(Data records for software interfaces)

□ □ □ □ □

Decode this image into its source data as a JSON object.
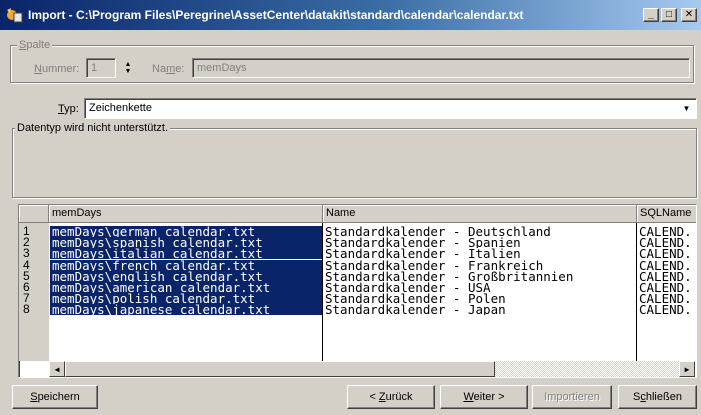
{
  "window": {
    "title": "Import - C:\\Program Files\\Peregrine\\AssetCenter\\datakit\\standard\\calendar\\calendar.txt",
    "icon": "import-app-icon",
    "minimize_glyph": "_",
    "maximize_glyph": "□",
    "close_glyph": "✕"
  },
  "column_group": {
    "legend_first": "S",
    "legend_rest": "palte",
    "number_label_first": "N",
    "number_label_rest": "ummer:",
    "number_value": "1",
    "name_label_pre": "Na",
    "name_label_u": "m",
    "name_label_post": "e:",
    "name_value": "memDays"
  },
  "type_field": {
    "label_first": "T",
    "label_rest": "yp:",
    "value": "Zeichenkette"
  },
  "datatype_group": {
    "legend": "Datentyp wird nicht unterstützt."
  },
  "grid": {
    "columns": [
      "memDays",
      "Name",
      "SQLName"
    ],
    "row_numbers": [
      "1",
      "2",
      "3",
      "4",
      "5",
      "6",
      "7",
      "8"
    ],
    "rows": [
      {
        "memDays": "memDays\\german_calendar.txt",
        "Name": "Standardkalender - Deutschland",
        "SQLName": "CALEND."
      },
      {
        "memDays": "memDays\\spanish_calendar.txt",
        "Name": "Standardkalender - Spanien",
        "SQLName": "CALEND."
      },
      {
        "memDays": "memDays\\italian_calendar.txt",
        "Name": "Standardkalender - Italien",
        "SQLName": "CALEND."
      },
      {
        "memDays": "memDays\\french_calendar.txt",
        "Name": "Standardkalender - Frankreich",
        "SQLName": "CALEND."
      },
      {
        "memDays": "memDays\\english_calendar.txt",
        "Name": "Standardkalender - Großbritannien",
        "SQLName": "CALEND."
      },
      {
        "memDays": "memDays\\american_calendar.txt",
        "Name": "Standardkalender - USA",
        "SQLName": "CALEND."
      },
      {
        "memDays": "memDays\\polish_calendar.txt",
        "Name": "Standardkalender - Polen",
        "SQLName": "CALEND."
      },
      {
        "memDays": "memDays\\japanese_calendar.txt",
        "Name": "Standardkalender - Japan",
        "SQLName": "CALEND."
      }
    ],
    "selected_column": "memDays",
    "scroll_left_glyph": "◀",
    "scroll_right_glyph": "▶"
  },
  "buttons": {
    "save_first": "S",
    "save_rest": "peichern",
    "back_pre": "< ",
    "back_u": "Z",
    "back_post": "urück",
    "next_u": "W",
    "next_post": "eiter >",
    "import": "Importieren",
    "close_pre": "S",
    "close_u": "c",
    "close_post": "hließen"
  },
  "colors": {
    "selection": "#0a246a",
    "face": "#d4d0c8",
    "title_start": "#0a246a",
    "title_end": "#a6caf0"
  }
}
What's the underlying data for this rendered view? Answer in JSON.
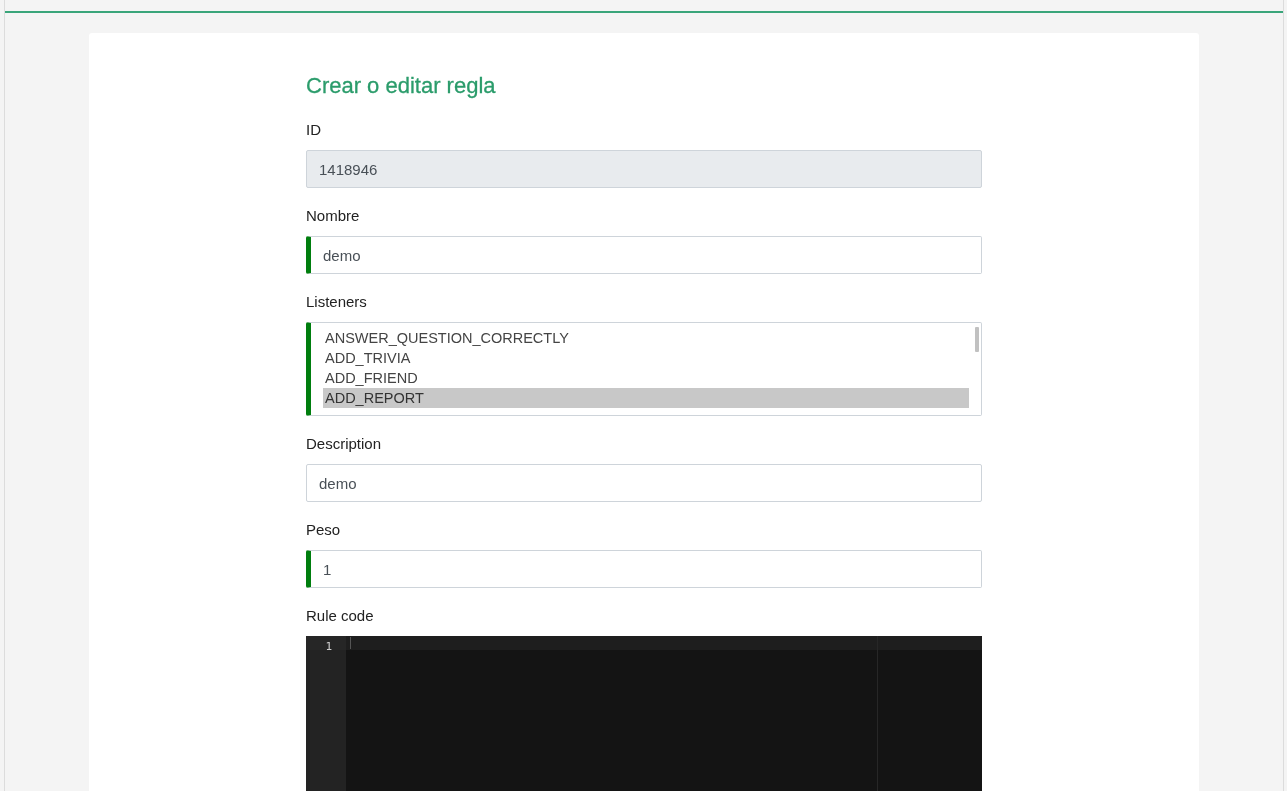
{
  "page": {
    "title": "Crear o editar regla"
  },
  "form": {
    "fields": [
      {
        "kind": "text",
        "label": "ID",
        "value": "1418946",
        "disabled": true,
        "valid": false
      },
      {
        "kind": "text",
        "label": "Nombre",
        "value": "demo",
        "disabled": false,
        "valid": true
      },
      {
        "kind": "listbox",
        "label": "Listeners",
        "disabled": false,
        "valid": true,
        "options": [
          {
            "label": "ANSWER_QUESTION_CORRECTLY",
            "selected": false
          },
          {
            "label": "ADD_TRIVIA",
            "selected": false
          },
          {
            "label": "ADD_FRIEND",
            "selected": false
          },
          {
            "label": "ADD_REPORT",
            "selected": true
          }
        ]
      },
      {
        "kind": "text",
        "label": "Description",
        "value": "demo",
        "disabled": false,
        "valid": false
      },
      {
        "kind": "text",
        "label": "Peso",
        "value": "1",
        "disabled": false,
        "valid": true
      },
      {
        "kind": "code",
        "label": "Rule code",
        "disabled": false,
        "valid": false,
        "line_numbers": [
          "1"
        ]
      }
    ]
  }
}
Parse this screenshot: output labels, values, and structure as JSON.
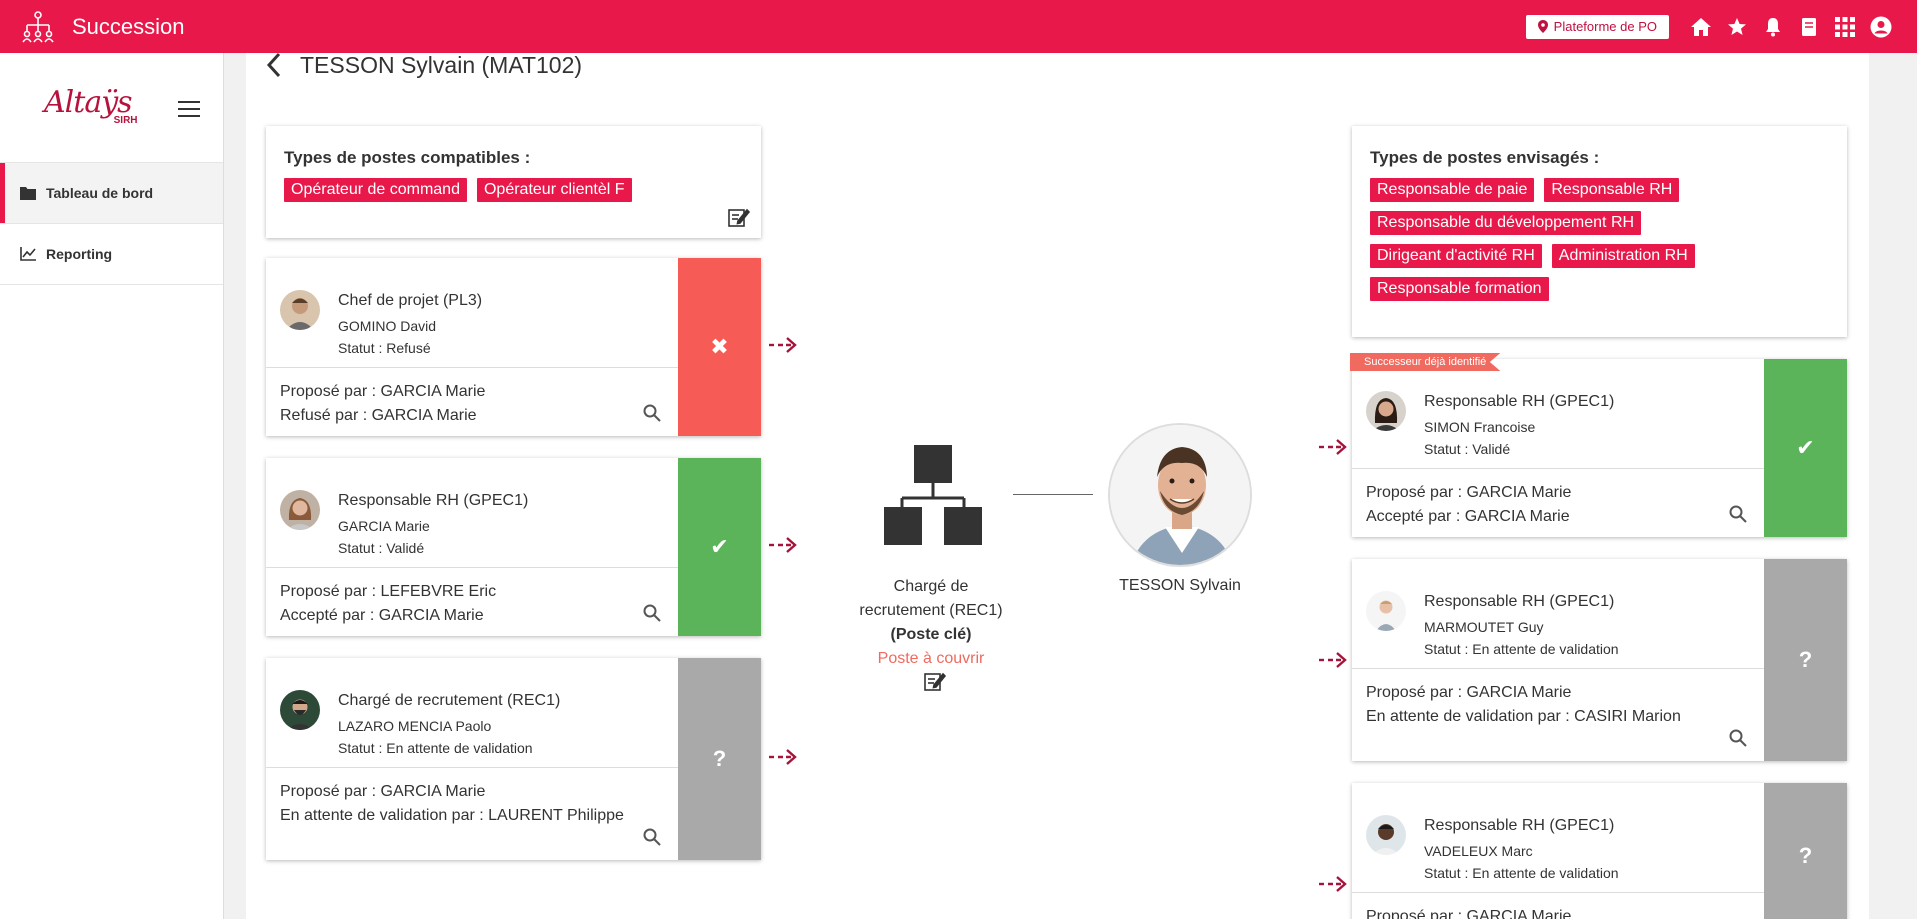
{
  "app": {
    "title": "Succession",
    "platform_label": "Plateforme de PO"
  },
  "sidebar": {
    "logo_brand": "Altaÿs",
    "logo_sub": "SIRH",
    "items": [
      {
        "label": "Tableau de bord",
        "icon": "folder-icon",
        "active": true
      },
      {
        "label": "Reporting",
        "icon": "line-chart-icon",
        "active": false
      }
    ]
  },
  "page": {
    "title": "TESSON Sylvain (MAT102)"
  },
  "compatible": {
    "heading": "Types de postes compatibles :",
    "tags": [
      "Opérateur de command",
      "Opérateur clientèl F"
    ]
  },
  "envisaged": {
    "heading": "Types de postes envisagés :",
    "tags": [
      "Responsable de paie",
      "Responsable RH",
      "Responsable du développement RH",
      "Dirigeant d'activité RH",
      "Administration RH",
      "Responsable formation"
    ]
  },
  "left_cards": [
    {
      "position": "Chef de projet (PL3)",
      "name": "GOMINO David",
      "status": "Statut :  Refusé",
      "line1": "Proposé par : GARCIA Marie",
      "line2": "Refusé par : GARCIA Marie",
      "state": "refused",
      "symbol": "✖"
    },
    {
      "position": "Responsable RH (GPEC1)",
      "name": "GARCIA Marie",
      "status": "Statut :  Validé",
      "line1": "Proposé par : LEFEBVRE Eric",
      "line2": "Accepté par : GARCIA Marie",
      "state": "validated",
      "symbol": "✔"
    },
    {
      "position": "Chargé de recrutement (REC1)",
      "name": "LAZARO MENCIA Paolo",
      "status": "Statut :  En attente de validation",
      "line1": "Proposé par : GARCIA Marie",
      "line2": "En attente de validation par : LAURENT Philippe",
      "state": "pending",
      "symbol": "?"
    }
  ],
  "center": {
    "position_line1": "Chargé de",
    "position_line2": "recrutement (REC1)",
    "key_label": "(Poste clé)",
    "cover_label": "Poste à couvrir",
    "person_name": "TESSON Sylvain"
  },
  "right_cards": [
    {
      "ribbon": "Successeur déjà identifié",
      "position": "Responsable RH (GPEC1)",
      "name": "SIMON Francoise",
      "status": "Statut :  Validé",
      "line1": "Proposé par : GARCIA Marie",
      "line2": "Accepté par : GARCIA Marie",
      "state": "validated",
      "symbol": "✔"
    },
    {
      "position": "Responsable RH (GPEC1)",
      "name": "MARMOUTET Guy",
      "status": "Statut :  En attente de validation",
      "line1": "Proposé par : GARCIA Marie",
      "line2": "En attente de validation par : CASIRI Marion",
      "state": "pending",
      "symbol": "?"
    },
    {
      "position": "Responsable RH (GPEC1)",
      "name": "VADELEUX Marc",
      "status": "Statut :  En attente de validation",
      "line1": "Proposé par : GARCIA Marie",
      "line2": "",
      "state": "pending",
      "symbol": "?"
    }
  ],
  "colors": {
    "accent": "#e8194a",
    "refused": "#f65c55",
    "validated": "#5cb45a",
    "pending": "#a9a9a9"
  }
}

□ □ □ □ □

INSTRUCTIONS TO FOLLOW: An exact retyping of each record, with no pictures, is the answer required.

WRITTEN ANSWER:
Decode this image into its source data as a JSON object.
{
  "window": {
    "title": "Import - C:\\Program Files\\Peregrine\\AssetCenter\\datakit\\standard\\calendar\\calendar.txt",
    "icon": "import-app-icon",
    "minimize_glyph": "_",
    "maximize_glyph": "□",
    "close_glyph": "✕"
  },
  "column_group": {
    "legend_first": "S",
    "legend_rest": "palte",
    "number_label_first": "N",
    "number_label_rest": "ummer:",
    "number_value": "1",
    "name_label_pre": "Na",
    "name_label_u": "m",
    "name_label_post": "e:",
    "name_value": "memDays"
  },
  "type_field": {
    "label_first": "T",
    "label_rest": "yp:",
    "value": "Zeichenkette"
  },
  "datatype_group": {
    "legend": "Datentyp wird nicht unterstützt."
  },
  "grid": {
    "columns": [
      "memDays",
      "Name",
      "SQLName"
    ],
    "row_numbers": [
      "1",
      "2",
      "3",
      "4",
      "5",
      "6",
      "7",
      "8"
    ],
    "rows": [
      {
        "memDays": "memDays\\german_calendar.txt",
        "Name": "Standardkalender - Deutschland",
        "SQLName": "CALEND."
      },
      {
        "memDays": "memDays\\spanish_calendar.txt",
        "Name": "Standardkalender - Spanien",
        "SQLName": "CALEND."
      },
      {
        "memDays": "memDays\\italian_calendar.txt",
        "Name": "Standardkalender - Italien",
        "SQLName": "CALEND."
      },
      {
        "memDays": "memDays\\french_calendar.txt",
        "Name": "Standardkalender - Frankreich",
        "SQLName": "CALEND."
      },
      {
        "memDays": "memDays\\english_calendar.txt",
        "Name": "Standardkalender - Großbritannien",
        "SQLName": "CALEND."
      },
      {
        "memDays": "memDays\\american_calendar.txt",
        "Name": "Standardkalender - USA",
        "SQLName": "CALEND."
      },
      {
        "memDays": "memDays\\polish_calendar.txt",
        "Name": "Standardkalender - Polen",
        "SQLName": "CALEND."
      },
      {
        "memDays": "memDays\\japanese_calendar.txt",
        "Name": "Standardkalender - Japan",
        "SQLName": "CALEND."
      }
    ],
    "selected_column": "memDays",
    "scroll_left_glyph": "◀",
    "scroll_right_glyph": "▶"
  },
  "buttons": {
    "save_first": "S",
    "save_rest": "peichern",
    "back_pre": "< ",
    "back_u": "Z",
    "back_post": "urück",
    "next_u": "W",
    "next_post": "eiter >",
    "import": "Importieren",
    "close_pre": "S",
    "close_u": "c",
    "close_post": "hließen"
  },
  "colors": {
    "selection": "#0a246a",
    "face": "#d4d0c8",
    "title_start": "#0a246a",
    "title_end": "#a6caf0"
  }
}
What's the underlying data for this rendered view? Answer in JSON.
{
  "page": {
    "title": "Crear o editar regla"
  },
  "form": {
    "fields": [
      {
        "kind": "text",
        "label": "ID",
        "value": "1418946",
        "disabled": true,
        "valid": false
      },
      {
        "kind": "text",
        "label": "Nombre",
        "value": "demo",
        "disabled": false,
        "valid": true
      },
      {
        "kind": "listbox",
        "label": "Listeners",
        "disabled": false,
        "valid": true,
        "options": [
          {
            "label": "ANSWER_QUESTION_CORRECTLY",
            "selected": false
          },
          {
            "label": "ADD_TRIVIA",
            "selected": false
          },
          {
            "label": "ADD_FRIEND",
            "selected": false
          },
          {
            "label": "ADD_REPORT",
            "selected": true
          }
        ]
      },
      {
        "kind": "text",
        "label": "Description",
        "value": "demo",
        "disabled": false,
        "valid": false
      },
      {
        "kind": "text",
        "label": "Peso",
        "value": "1",
        "disabled": false,
        "valid": true
      },
      {
        "kind": "code",
        "label": "Rule code",
        "disabled": false,
        "valid": false,
        "line_numbers": [
          "1"
        ]
      }
    ]
  }
}
Parse this screenshot: output labels, values, and structure as JSON.
{
  "app": {
    "title": "Succession",
    "platform_label": "Plateforme de PO"
  },
  "sidebar": {
    "logo_brand": "Altaÿs",
    "logo_sub": "SIRH",
    "items": [
      {
        "label": "Tableau de bord",
        "icon": "folder-icon",
        "active": true
      },
      {
        "label": "Reporting",
        "icon": "line-chart-icon",
        "active": false
      }
    ]
  },
  "page": {
    "title": "TESSON Sylvain (MAT102)"
  },
  "compatible": {
    "heading": "Types de postes compatibles :",
    "tags": [
      "Opérateur de command",
      "Opérateur clientèl F"
    ]
  },
  "envisaged": {
    "heading": "Types de postes envisagés :",
    "tags": [
      "Responsable de paie",
      "Responsable RH",
      "Responsable du développement RH",
      "Dirigeant d'activité RH",
      "Administration RH",
      "Responsable formation"
    ]
  },
  "left_cards": [
    {
      "position": "Chef de projet (PL3)",
      "name": "GOMINO David",
      "status": "Statut :  Refusé",
      "line1": "Proposé par : GARCIA Marie",
      "line2": "Refusé par : GARCIA Marie",
      "state": "refused",
      "symbol": "✖"
    },
    {
      "position": "Responsable RH (GPEC1)",
      "name": "GARCIA Marie",
      "status": "Statut :  Validé",
      "line1": "Proposé par : LEFEBVRE Eric",
      "line2": "Accepté par : GARCIA Marie",
      "state": "validated",
      "symbol": "✔"
    },
    {
      "position": "Chargé de recrutement (REC1)",
      "name": "LAZARO MENCIA Paolo",
      "status": "Statut :  En attente de validation",
      "line1": "Proposé par : GARCIA Marie",
      "line2": "En attente de validation par : LAURENT Philippe",
      "state": "pending",
      "symbol": "?"
    }
  ],
  "center": {
    "position_line1": "Chargé de",
    "position_line2": "recrutement (REC1)",
    "key_label": "(Poste clé)",
    "cover_label": "Poste à couvrir",
    "person_name": "TESSON Sylvain"
  },
  "right_cards": [
    {
      "ribbon": "Successeur déjà identifié",
      "position": "Responsable RH (GPEC1)",
      "name": "SIMON Francoise",
      "status": "Statut :  Validé",
      "line1": "Proposé par : GARCIA Marie",
      "line2": "Accepté par : GARCIA Marie",
      "state": "validated",
      "symbol": "✔"
    },
    {
      "position": "Responsable RH (GPEC1)",
      "name": "MARMOUTET Guy",
      "status": "Statut :  En attente de validation",
      "line1": "Proposé par : GARCIA Marie",
      "line2": "En attente de validation par : CASIRI Marion",
      "state": "pending",
      "symbol": "?"
    },
    {
      "position": "Responsable RH (GPEC1)",
      "name": "VADELEUX Marc",
      "status": "Statut :  En attente de validation",
      "line1": "Proposé par : GARCIA Marie",
      "line2": "",
      "state": "pending",
      "symbol": "?"
    }
  ],
  "colors": {
    "accent": "#e8194a",
    "refused": "#f65c55",
    "validated": "#5cb45a",
    "pending": "#a9a9a9"
  }
}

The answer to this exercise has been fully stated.